> **EXERCISE**: The answer must be every line below that contains the string "icon".

> **PROVIDED INFORMATION**:
┏━━
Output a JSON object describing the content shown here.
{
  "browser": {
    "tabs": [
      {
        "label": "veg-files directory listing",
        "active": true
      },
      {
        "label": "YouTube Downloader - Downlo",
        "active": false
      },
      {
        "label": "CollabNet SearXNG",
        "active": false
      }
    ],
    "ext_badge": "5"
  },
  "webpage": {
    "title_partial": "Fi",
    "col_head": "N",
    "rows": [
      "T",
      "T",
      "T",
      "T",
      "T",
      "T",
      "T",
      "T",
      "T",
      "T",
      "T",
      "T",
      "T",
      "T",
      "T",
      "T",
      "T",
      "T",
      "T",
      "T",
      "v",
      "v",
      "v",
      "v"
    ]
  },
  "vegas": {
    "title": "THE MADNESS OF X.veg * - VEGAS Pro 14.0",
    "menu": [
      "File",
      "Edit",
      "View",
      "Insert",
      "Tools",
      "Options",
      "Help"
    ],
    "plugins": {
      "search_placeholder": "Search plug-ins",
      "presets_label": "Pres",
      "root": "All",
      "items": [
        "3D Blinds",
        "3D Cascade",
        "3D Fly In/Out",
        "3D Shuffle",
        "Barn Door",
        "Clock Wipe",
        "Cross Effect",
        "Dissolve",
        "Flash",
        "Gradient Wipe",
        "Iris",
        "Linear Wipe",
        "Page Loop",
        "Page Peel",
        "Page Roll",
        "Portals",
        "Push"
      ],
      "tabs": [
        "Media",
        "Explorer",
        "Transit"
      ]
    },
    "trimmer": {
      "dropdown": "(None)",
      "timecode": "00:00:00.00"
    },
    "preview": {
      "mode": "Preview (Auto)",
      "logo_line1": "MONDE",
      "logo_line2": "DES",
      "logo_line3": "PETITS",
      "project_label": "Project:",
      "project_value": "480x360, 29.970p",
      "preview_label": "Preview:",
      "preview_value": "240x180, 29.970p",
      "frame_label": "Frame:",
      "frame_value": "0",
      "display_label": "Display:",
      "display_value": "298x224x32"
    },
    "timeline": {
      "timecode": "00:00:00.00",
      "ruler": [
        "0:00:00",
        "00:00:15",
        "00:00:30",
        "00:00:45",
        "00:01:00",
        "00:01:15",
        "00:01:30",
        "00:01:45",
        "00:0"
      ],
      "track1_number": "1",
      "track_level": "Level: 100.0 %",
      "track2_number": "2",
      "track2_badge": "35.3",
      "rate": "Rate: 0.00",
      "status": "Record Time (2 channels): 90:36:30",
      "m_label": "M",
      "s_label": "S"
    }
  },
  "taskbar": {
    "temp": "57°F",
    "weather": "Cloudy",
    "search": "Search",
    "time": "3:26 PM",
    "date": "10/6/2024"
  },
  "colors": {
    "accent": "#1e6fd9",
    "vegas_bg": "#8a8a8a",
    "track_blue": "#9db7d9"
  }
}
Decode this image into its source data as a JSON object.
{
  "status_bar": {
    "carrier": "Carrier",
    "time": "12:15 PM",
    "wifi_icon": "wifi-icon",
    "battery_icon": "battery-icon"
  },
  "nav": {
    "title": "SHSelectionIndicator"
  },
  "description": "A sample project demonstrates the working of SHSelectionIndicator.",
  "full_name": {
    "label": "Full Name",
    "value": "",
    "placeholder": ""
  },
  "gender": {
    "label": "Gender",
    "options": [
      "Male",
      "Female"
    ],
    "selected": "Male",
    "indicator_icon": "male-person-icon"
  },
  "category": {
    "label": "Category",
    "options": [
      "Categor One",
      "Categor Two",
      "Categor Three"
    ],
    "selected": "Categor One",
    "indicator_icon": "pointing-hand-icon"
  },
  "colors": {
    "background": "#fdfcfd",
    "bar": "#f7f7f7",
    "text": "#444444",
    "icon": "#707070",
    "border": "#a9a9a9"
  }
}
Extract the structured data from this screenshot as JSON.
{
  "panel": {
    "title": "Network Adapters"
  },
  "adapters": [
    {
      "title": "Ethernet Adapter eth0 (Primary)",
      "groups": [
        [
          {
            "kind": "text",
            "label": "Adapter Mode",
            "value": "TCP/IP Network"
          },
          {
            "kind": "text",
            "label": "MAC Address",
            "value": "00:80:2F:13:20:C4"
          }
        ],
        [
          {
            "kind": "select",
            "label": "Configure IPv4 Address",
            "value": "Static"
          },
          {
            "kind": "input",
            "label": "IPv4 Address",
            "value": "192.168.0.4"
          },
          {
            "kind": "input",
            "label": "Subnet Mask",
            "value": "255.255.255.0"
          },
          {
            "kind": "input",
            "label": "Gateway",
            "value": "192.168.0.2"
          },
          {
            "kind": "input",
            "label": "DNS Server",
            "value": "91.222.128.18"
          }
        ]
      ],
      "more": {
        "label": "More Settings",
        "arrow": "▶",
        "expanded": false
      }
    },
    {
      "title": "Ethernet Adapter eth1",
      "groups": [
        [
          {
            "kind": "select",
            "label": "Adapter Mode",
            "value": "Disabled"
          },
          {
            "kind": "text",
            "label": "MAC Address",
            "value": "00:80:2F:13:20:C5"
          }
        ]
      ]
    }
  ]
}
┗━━
> **EXERCISE RESULT**:
    "wifi_icon": "wifi-icon",
    "battery_icon": "battery-icon"
    "indicator_icon": "male-person-icon"
    "indicator_icon": "pointing-hand-icon"
    "icon": "#707070",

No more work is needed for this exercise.